[EXERCISE REQUIREMENTS]
Please copy every record below exactly, leaving out the pictures.

[INPUT]

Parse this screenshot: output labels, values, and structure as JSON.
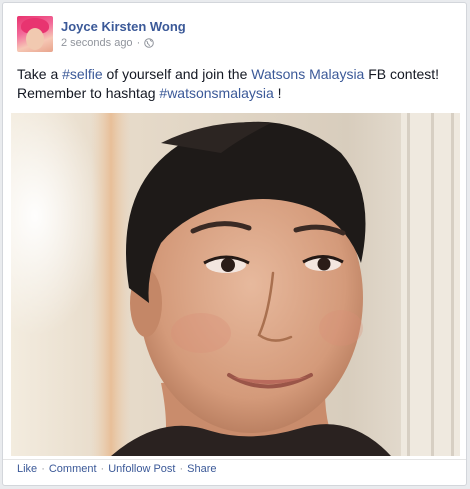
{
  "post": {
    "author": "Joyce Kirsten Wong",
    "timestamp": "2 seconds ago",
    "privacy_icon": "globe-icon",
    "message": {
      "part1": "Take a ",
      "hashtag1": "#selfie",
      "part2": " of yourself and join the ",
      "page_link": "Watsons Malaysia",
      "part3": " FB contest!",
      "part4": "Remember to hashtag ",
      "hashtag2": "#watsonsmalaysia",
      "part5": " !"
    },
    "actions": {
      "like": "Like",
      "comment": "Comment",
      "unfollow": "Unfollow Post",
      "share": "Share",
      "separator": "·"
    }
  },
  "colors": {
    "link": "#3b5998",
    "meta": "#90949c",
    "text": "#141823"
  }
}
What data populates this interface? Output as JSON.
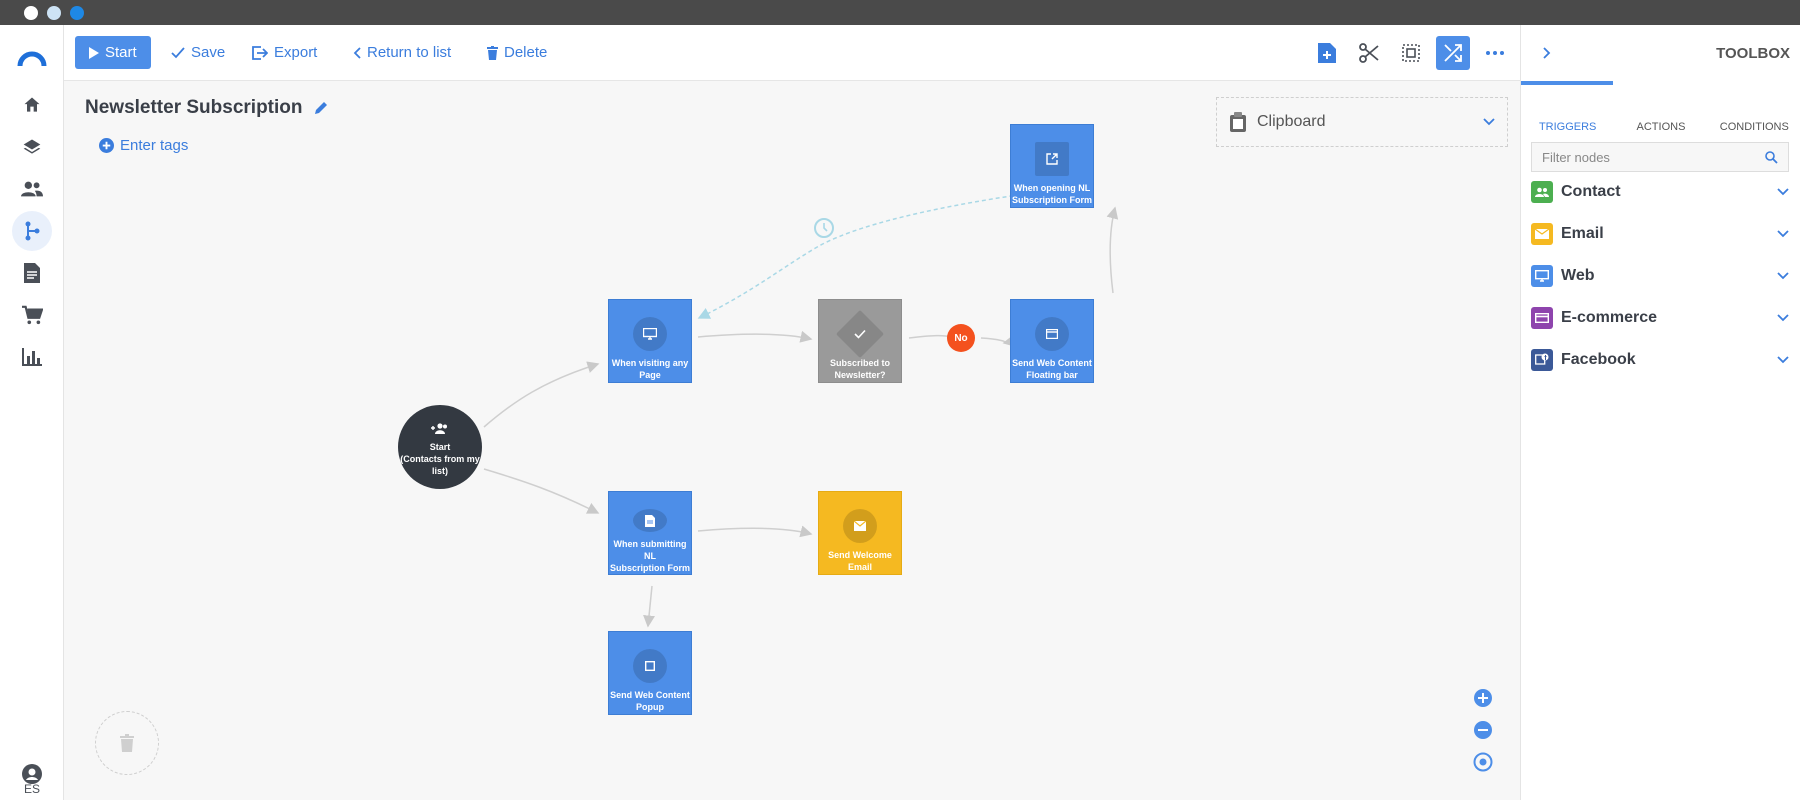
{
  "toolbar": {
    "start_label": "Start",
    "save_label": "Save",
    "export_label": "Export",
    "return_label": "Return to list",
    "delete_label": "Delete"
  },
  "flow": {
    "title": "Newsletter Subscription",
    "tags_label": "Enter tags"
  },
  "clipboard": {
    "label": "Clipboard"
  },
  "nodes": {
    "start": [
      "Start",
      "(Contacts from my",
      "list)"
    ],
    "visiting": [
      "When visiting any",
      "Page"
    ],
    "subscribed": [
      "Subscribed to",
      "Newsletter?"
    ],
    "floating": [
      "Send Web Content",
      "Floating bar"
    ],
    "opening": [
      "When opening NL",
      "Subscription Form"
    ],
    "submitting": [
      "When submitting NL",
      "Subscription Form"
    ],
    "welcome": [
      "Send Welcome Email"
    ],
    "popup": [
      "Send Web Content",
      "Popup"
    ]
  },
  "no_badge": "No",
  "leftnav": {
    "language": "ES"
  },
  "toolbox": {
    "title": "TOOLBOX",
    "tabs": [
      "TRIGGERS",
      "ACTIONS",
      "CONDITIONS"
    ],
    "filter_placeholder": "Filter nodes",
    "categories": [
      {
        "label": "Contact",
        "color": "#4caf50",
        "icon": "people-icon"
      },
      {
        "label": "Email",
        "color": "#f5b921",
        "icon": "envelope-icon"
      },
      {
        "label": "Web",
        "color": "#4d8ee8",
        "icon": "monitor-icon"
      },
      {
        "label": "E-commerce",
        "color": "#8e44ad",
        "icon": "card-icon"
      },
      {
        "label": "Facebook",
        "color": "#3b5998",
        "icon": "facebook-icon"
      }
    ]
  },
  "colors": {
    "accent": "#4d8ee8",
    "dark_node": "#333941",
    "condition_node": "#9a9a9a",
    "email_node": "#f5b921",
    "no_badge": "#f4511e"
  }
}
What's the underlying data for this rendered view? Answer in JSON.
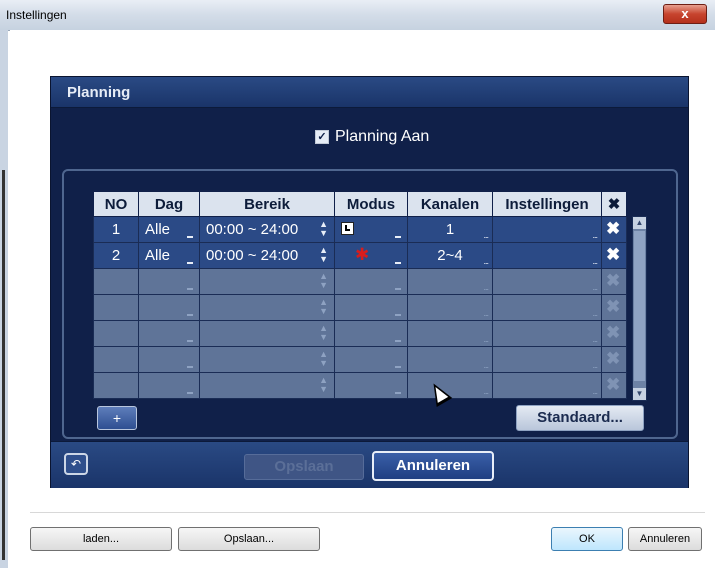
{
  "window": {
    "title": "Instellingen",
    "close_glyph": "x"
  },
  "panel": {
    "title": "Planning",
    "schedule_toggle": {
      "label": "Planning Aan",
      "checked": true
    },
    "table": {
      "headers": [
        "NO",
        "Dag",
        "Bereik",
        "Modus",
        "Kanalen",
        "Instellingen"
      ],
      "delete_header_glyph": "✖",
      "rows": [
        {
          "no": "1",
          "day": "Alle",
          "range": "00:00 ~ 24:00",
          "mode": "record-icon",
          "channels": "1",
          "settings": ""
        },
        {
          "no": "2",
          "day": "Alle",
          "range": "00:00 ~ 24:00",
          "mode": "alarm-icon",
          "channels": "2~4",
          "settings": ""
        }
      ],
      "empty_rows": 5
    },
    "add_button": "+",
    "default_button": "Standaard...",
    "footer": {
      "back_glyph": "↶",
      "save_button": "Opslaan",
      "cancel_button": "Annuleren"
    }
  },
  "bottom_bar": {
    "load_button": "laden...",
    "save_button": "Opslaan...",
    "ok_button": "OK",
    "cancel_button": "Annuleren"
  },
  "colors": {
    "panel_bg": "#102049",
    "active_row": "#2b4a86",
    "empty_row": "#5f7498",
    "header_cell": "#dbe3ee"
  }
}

[ANSWER TO THE PROBLEM]
Parse this screenshot: output labels, values, and structure as JSON.
{
  "post": {
    "author": "Joyce Kirsten Wong",
    "timestamp": "2 seconds ago",
    "privacy_icon": "globe-icon",
    "message": {
      "part1": "Take a ",
      "hashtag1": "#selfie",
      "part2": " of yourself and join the ",
      "page_link": "Watsons Malaysia",
      "part3": " FB contest!",
      "part4": "Remember to hashtag ",
      "hashtag2": "#watsonsmalaysia",
      "part5": " !"
    },
    "actions": {
      "like": "Like",
      "comment": "Comment",
      "unfollow": "Unfollow Post",
      "share": "Share",
      "separator": "·"
    }
  },
  "colors": {
    "link": "#3b5998",
    "meta": "#90949c",
    "text": "#141823"
  }
}
What data populates this interface? Output as JSON.
{
  "toolbar": {
    "start_label": "Start",
    "save_label": "Save",
    "export_label": "Export",
    "return_label": "Return to list",
    "delete_label": "Delete"
  },
  "flow": {
    "title": "Newsletter Subscription",
    "tags_label": "Enter tags"
  },
  "clipboard": {
    "label": "Clipboard"
  },
  "nodes": {
    "start": [
      "Start",
      "(Contacts from my",
      "list)"
    ],
    "visiting": [
      "When visiting any",
      "Page"
    ],
    "subscribed": [
      "Subscribed to",
      "Newsletter?"
    ],
    "floating": [
      "Send Web Content",
      "Floating bar"
    ],
    "opening": [
      "When opening NL",
      "Subscription Form"
    ],
    "submitting": [
      "When submitting NL",
      "Subscription Form"
    ],
    "welcome": [
      "Send Welcome Email"
    ],
    "popup": [
      "Send Web Content",
      "Popup"
    ]
  },
  "no_badge": "No",
  "leftnav": {
    "language": "ES"
  },
  "toolbox": {
    "title": "TOOLBOX",
    "tabs": [
      "TRIGGERS",
      "ACTIONS",
      "CONDITIONS"
    ],
    "filter_placeholder": "Filter nodes",
    "categories": [
      {
        "label": "Contact",
        "color": "#4caf50",
        "icon": "people-icon"
      },
      {
        "label": "Email",
        "color": "#f5b921",
        "icon": "envelope-icon"
      },
      {
        "label": "Web",
        "color": "#4d8ee8",
        "icon": "monitor-icon"
      },
      {
        "label": "E-commerce",
        "color": "#8e44ad",
        "icon": "card-icon"
      },
      {
        "label": "Facebook",
        "color": "#3b5998",
        "icon": "facebook-icon"
      }
    ]
  },
  "colors": {
    "accent": "#4d8ee8",
    "dark_node": "#333941",
    "condition_node": "#9a9a9a",
    "email_node": "#f5b921",
    "no_badge": "#f4511e"
  }
}
What's the underlying data for this rendered view? Answer in JSON.
{
  "window": {
    "title": "Instellingen",
    "close_glyph": "x"
  },
  "panel": {
    "title": "Planning",
    "schedule_toggle": {
      "label": "Planning Aan",
      "checked": true
    },
    "table": {
      "headers": [
        "NO",
        "Dag",
        "Bereik",
        "Modus",
        "Kanalen",
        "Instellingen"
      ],
      "delete_header_glyph": "✖",
      "rows": [
        {
          "no": "1",
          "day": "Alle",
          "range": "00:00 ~ 24:00",
          "mode": "record-icon",
          "channels": "1",
          "settings": ""
        },
        {
          "no": "2",
          "day": "Alle",
          "range": "00:00 ~ 24:00",
          "mode": "alarm-icon",
          "channels": "2~4",
          "settings": ""
        }
      ],
      "empty_rows": 5
    },
    "add_button": "+",
    "default_button": "Standaard...",
    "footer": {
      "back_glyph": "↶",
      "save_button": "Opslaan",
      "cancel_button": "Annuleren"
    }
  },
  "bottom_bar": {
    "load_button": "laden...",
    "save_button": "Opslaan...",
    "ok_button": "OK",
    "cancel_button": "Annuleren"
  },
  "colors": {
    "panel_bg": "#102049",
    "active_row": "#2b4a86",
    "empty_row": "#5f7498",
    "header_cell": "#dbe3ee"
  }
}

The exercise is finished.